There is another process that some operators use called DTG or “direct to garment” printing. It’s a way of printing directly on textiles using specialized inkjet technology. But the inks used in DTG are more prone to fade. And each shirt is a carbon copy of the one that preceded it. T-shirt designers and companies can send dozens of designs to “fulfillment” companies that use DTG and who then ship the “products” to their customers. The designers rarely see a finished shirt.

Where's the art in that?!!

Okay, so we got sidetracked.

Here are some rules you should follow in caring for your shirts:

a) Read the manufacturers recommendations. Check the care labels found on the inside of the neck. These instructions are a good starting place.

b) Turn your shirts inside out to wash them. This minimizes fading and damage to your shirts and to the printed images. Fabric rubbing against itself is a quick way to create pills and wear, and printed designs can crack and peel from too much friction. This is also a best practice for washing your pants or jeans.

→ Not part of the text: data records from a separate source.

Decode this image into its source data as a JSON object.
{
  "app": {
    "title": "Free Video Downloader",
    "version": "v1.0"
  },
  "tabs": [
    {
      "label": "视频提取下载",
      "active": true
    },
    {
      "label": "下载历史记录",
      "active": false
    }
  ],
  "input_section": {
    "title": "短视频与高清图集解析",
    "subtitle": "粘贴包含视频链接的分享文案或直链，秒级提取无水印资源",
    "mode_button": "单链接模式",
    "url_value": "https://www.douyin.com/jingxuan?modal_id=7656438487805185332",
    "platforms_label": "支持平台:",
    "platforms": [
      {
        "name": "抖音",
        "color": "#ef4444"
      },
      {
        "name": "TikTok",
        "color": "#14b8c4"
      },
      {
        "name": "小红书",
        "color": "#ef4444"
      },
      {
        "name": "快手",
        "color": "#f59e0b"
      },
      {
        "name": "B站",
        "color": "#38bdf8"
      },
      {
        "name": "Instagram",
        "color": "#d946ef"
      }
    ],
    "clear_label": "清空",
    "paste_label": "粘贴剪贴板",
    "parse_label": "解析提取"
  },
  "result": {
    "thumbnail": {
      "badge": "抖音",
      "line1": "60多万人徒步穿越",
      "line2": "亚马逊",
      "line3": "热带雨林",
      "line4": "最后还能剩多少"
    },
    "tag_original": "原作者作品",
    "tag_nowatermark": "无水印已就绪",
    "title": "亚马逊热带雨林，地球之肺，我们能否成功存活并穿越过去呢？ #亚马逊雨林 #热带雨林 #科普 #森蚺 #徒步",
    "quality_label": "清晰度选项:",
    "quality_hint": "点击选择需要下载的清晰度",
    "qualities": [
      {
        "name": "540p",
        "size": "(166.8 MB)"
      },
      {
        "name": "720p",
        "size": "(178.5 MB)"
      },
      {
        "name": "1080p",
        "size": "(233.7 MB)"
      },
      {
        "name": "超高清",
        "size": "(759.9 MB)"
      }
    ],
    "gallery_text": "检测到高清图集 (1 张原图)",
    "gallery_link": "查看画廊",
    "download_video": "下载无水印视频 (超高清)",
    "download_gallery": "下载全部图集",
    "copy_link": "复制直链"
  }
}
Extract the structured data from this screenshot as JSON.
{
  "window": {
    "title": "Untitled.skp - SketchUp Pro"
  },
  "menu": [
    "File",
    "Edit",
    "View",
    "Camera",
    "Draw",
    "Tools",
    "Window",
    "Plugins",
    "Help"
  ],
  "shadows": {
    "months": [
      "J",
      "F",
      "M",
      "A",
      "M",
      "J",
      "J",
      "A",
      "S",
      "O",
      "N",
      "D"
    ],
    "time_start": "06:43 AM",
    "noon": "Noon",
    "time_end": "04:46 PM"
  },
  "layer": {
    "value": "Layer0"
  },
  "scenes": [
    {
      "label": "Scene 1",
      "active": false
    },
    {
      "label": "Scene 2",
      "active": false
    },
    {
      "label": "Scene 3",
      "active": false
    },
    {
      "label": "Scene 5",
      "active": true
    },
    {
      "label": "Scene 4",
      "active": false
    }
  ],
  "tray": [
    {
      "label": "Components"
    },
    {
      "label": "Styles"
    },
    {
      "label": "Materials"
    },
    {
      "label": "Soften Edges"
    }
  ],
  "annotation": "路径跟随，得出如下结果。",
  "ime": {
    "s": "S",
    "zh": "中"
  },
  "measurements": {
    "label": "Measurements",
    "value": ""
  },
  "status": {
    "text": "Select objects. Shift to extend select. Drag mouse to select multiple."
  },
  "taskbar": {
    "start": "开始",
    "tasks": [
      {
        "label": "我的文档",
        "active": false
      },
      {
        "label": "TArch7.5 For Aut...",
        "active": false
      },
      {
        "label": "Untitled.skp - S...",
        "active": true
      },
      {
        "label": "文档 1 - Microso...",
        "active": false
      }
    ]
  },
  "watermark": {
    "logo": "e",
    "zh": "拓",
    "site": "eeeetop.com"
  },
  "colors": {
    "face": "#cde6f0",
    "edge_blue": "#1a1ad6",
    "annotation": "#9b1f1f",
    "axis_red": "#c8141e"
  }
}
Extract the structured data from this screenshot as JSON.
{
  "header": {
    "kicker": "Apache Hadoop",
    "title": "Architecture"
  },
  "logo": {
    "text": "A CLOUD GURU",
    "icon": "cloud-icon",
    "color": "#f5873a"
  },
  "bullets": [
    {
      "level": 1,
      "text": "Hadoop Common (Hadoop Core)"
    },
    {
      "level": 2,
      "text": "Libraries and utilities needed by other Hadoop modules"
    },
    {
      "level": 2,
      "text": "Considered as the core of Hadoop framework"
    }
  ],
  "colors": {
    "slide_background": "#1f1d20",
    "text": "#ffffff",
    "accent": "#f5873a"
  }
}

c) Wash them in cold water. Even though our all-cotton shirts are pre-shrunk by the manufacturer, they still tend to shrink a bit, especially if repeatedly washed and dried at high temperatures. A cold wash is ideal. It will still clean your clothes and it's gentler on the fabric.

    d) Avoid tumble-drying. Again, high heat is the worst enemy of printed
    apparel and other clothing. The manufacturers do say that the shirts can
    be tumble dried, but you should know that this will shorten their lives. If
    you can, hang them out to dry naturally instead, but out of direct sunlight and turned inside out.
        e) Don’t iron the printed image. (Do people iron these days?) If you are really committed to it, then iron the shirts inside out and on the lowest possible setting. Alternately you can lay a towel over the printed image to protect it while ironing. Another tip is to not overload your washing machine with too many clothes. This will prevent them from being so wrinkled when you pull them out. You can even hang your shirt in the bathroom while showering. The steam and humidity from your long, languorous showers will remove the wrinkles naturally!


          When choosing companies to work with, we spent a lot of time reading the “fine print” in their materials. We wanted to know what our partners “stood for,” how they conducted their business, and whether or not that aligned with our own values and vision.

          Consequently, we purchase the blanks for our shirts from companies that are committed to the highest standards. Their factories are certified sweatshop and child labor free, and the companies are dedicated to ethical conduct. They respect the rights of all individuals and at the same time strive to protect the health of our planet.